Symphony No. 3 is dedicated to Górecki's wife Jadwiga Rurańska. When asked why, Górecki responded, "Who was I supposed to dedicate it to? Górecki has never sought to explain the symphony as a response to a political or historical event. Instead, he has maintained that the work is an evocation of the ties between mother and child. Some critics have seen the symphony as a memorial to victims of the Nazis in Poland during the Holocaust, particularly in the light of Górecki's choice of texts. (Interestingly, the 2nd movement plays on a constant loop in the "Holocaust" exhibition room of the Auckland Museum, New Zealand.) Górecki was commissioned to write music in response to the Holocaust in the 1960s but was unable to finish any of the pieces he started for that purpose. While Górecki has stated that for many years he sought to produce a work specifically in response to Auschwitz, he has resisted that interpretation of Symphony No. 3, which he prefers to be viewed in a wider context. Other critics have attempted to interpret the symphony in spiritual terms, an approach which Górecki has also dismissed.

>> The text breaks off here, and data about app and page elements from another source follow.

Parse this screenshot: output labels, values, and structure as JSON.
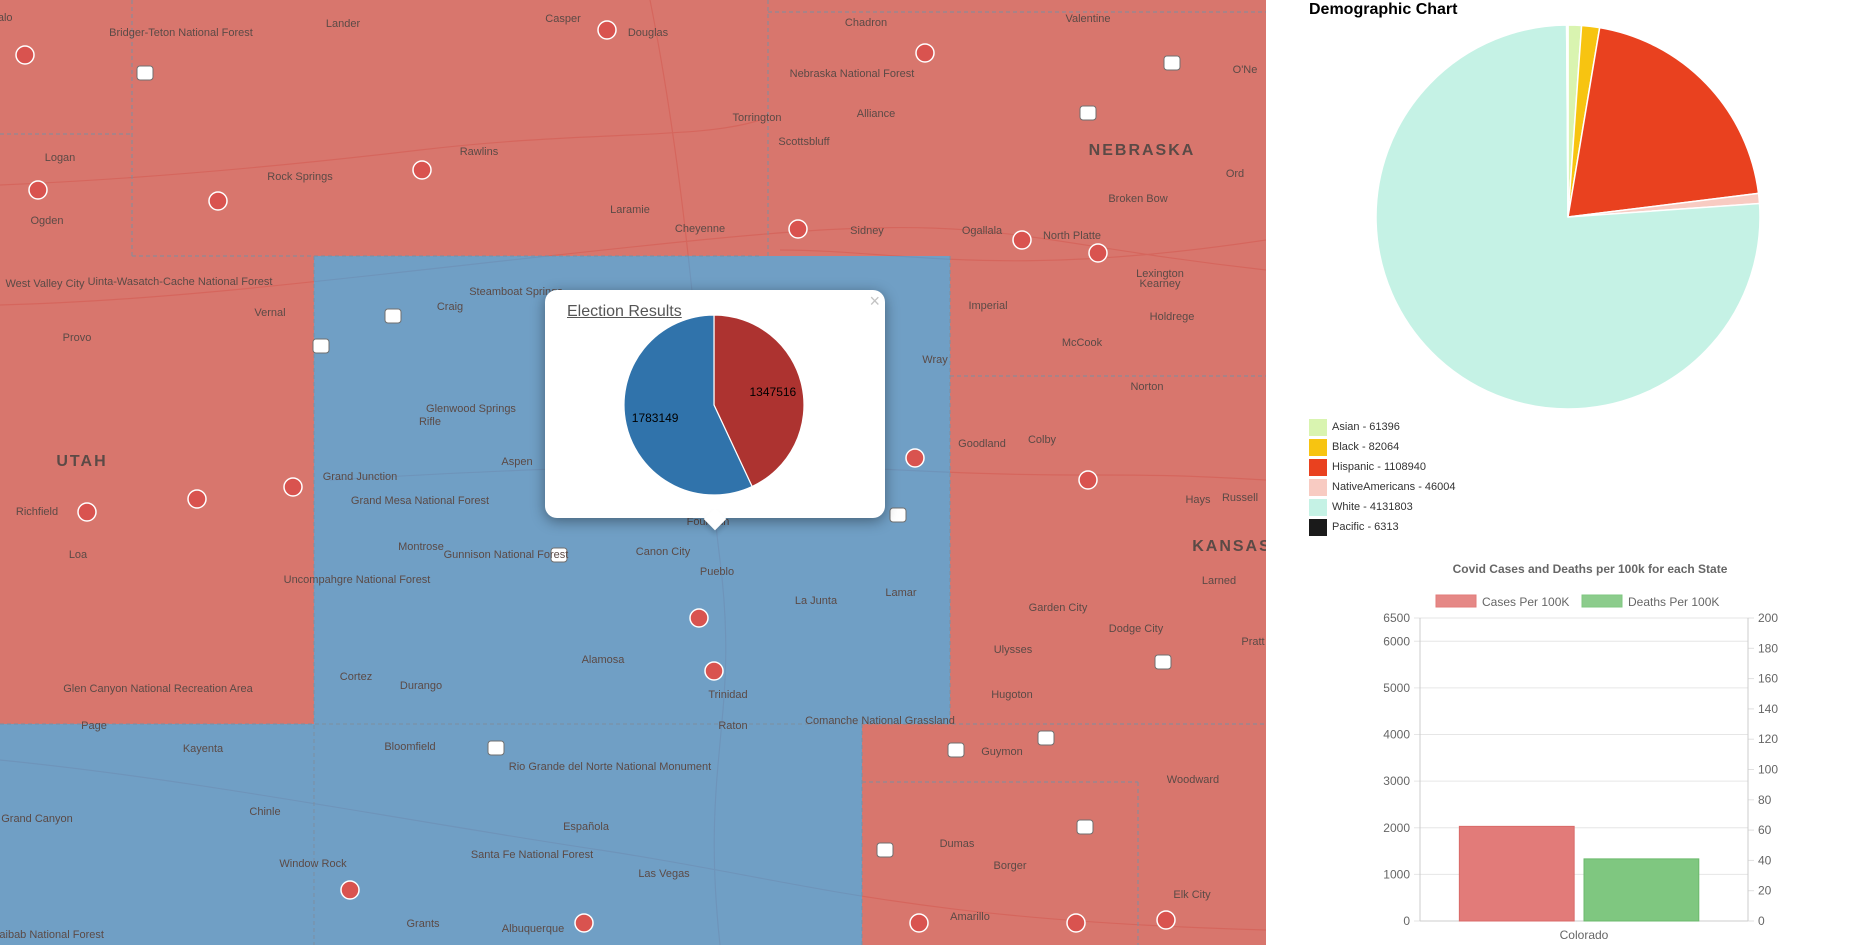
{
  "map": {
    "place_labels": [
      "Etalo",
      "Lander",
      "Casper",
      "Douglas",
      "Chadron",
      "Valentine",
      "O'Ne",
      "Bridger-Teton National Forest",
      "Nebraska National Forest",
      "Torrington",
      "Alliance",
      "Scottsbluff",
      "Rawlins",
      "Rock Springs",
      "Laramie",
      "Cheyenne",
      "Sidney",
      "Ogallala",
      "North Platte",
      "Kearney",
      "Lexington",
      "Broken Bow",
      "Ord",
      "NEBRASKA",
      "Logan",
      "Ogden",
      "West Valley City",
      "Uinta-Wasatch-Cache National Forest",
      "Vernal",
      "Provo",
      "UTAH",
      "Richfield",
      "Loa",
      "Steamboat Springs",
      "Craig",
      "Imperial",
      "McCook",
      "Holdrege",
      "Wray",
      "Glenwood Springs",
      "Rifle",
      "Aspen",
      "Grand Junction",
      "Grand Mesa National Forest",
      "Goodland",
      "Colby",
      "Norton",
      "Hays",
      "Russell",
      "KANSAS",
      "Montrose",
      "Gunnison National Forest",
      "Uncompahgre National Forest",
      "Canon City",
      "Pueblo",
      "La Junta",
      "Lamar",
      "Garden City",
      "Dodge City",
      "Larned",
      "Pratt",
      "Ulysses",
      "Hugoton",
      "Alamosa",
      "Cortez",
      "Durango",
      "Trinidad",
      "Comanche National Grassland",
      "Glen Canyon National Recreation Area",
      "Page",
      "Kayenta",
      "Bloomfield",
      "Rio Grande del Norte National Monument",
      "Guymon",
      "Woodward",
      "Grand Canyon",
      "Chinle",
      "Española",
      "Santa Fe National Forest",
      "Las Vegas",
      "Window Rock",
      "Dumas",
      "Borger",
      "Elk City",
      "Amarillo",
      "Grants",
      "Albuquerque",
      "Kaibab National Forest",
      "Raton",
      "Fountain"
    ]
  },
  "popup": {
    "title": "Election Results",
    "close_label": "×",
    "results": [
      {
        "value": 1783149,
        "color": "#3073ab"
      },
      {
        "value": 1347516,
        "color": "#ad3330"
      }
    ]
  },
  "demographic": {
    "title": "Demographic Chart",
    "legend": [
      {
        "label": "Asian - 61396",
        "color": "#d9f4b0"
      },
      {
        "label": "Black - 82064",
        "color": "#f7c411"
      },
      {
        "label": "Hispanic - 1108940",
        "color": "#e9411f"
      },
      {
        "label": "NativeAmericans - 46004",
        "color": "#f8cbc2"
      },
      {
        "label": "White - 4131803",
        "color": "#c5f2e5"
      },
      {
        "label": "Pacific - 6313",
        "color": "#1a1a1a"
      }
    ]
  },
  "chart_data": [
    {
      "type": "pie",
      "title": "Election Results",
      "labels": [
        "",
        ""
      ],
      "values": [
        1783149,
        1347516
      ],
      "colors": [
        "#3073ab",
        "#ad3330"
      ]
    },
    {
      "type": "pie",
      "title": "Demographic Chart",
      "labels": [
        "Asian",
        "Black",
        "Hispanic",
        "NativeAmericans",
        "White",
        "Pacific"
      ],
      "values": [
        61396,
        82064,
        1108940,
        46004,
        4131803,
        6313
      ],
      "colors": [
        "#d9f4b0",
        "#f7c411",
        "#e9411f",
        "#f8cbc2",
        "#c5f2e5",
        "#1a1a1a"
      ],
      "legend": "bottom-left"
    },
    {
      "type": "bar",
      "title": "Covid Cases and Deaths per 100k for each State",
      "categories": [
        "Colorado"
      ],
      "series": [
        {
          "name": "Cases Per 100K",
          "values": [
            2030
          ],
          "axis": "left",
          "color": "#e27b79"
        },
        {
          "name": "Deaths Per 100K",
          "values": [
            41
          ],
          "axis": "right",
          "color": "#7fc780"
        }
      ],
      "y_left": {
        "ticks": [
          0,
          1000,
          2000,
          3000,
          4000,
          5000,
          6000,
          6500
        ],
        "range": [
          0,
          6500
        ]
      },
      "y_right": {
        "ticks": [
          0,
          20,
          40,
          60,
          80,
          100,
          120,
          140,
          160,
          180,
          200
        ],
        "range": [
          0,
          200
        ]
      },
      "legend": "top",
      "grid": true
    }
  ]
}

Górecki has said of the work, "Many of my family died in concentration camps. I had a grandfather who was in Dachau, an aunt in Auschwitz. You know how it is between Poles and Germans. But Bach was a German too—and Schubert, and Strauss. Everyone has his place on this little earth. That's all behind me. So the Third Symphony is not about war; it's not a Dies Irae; it's a normal Symphony of Sorrowful Songs.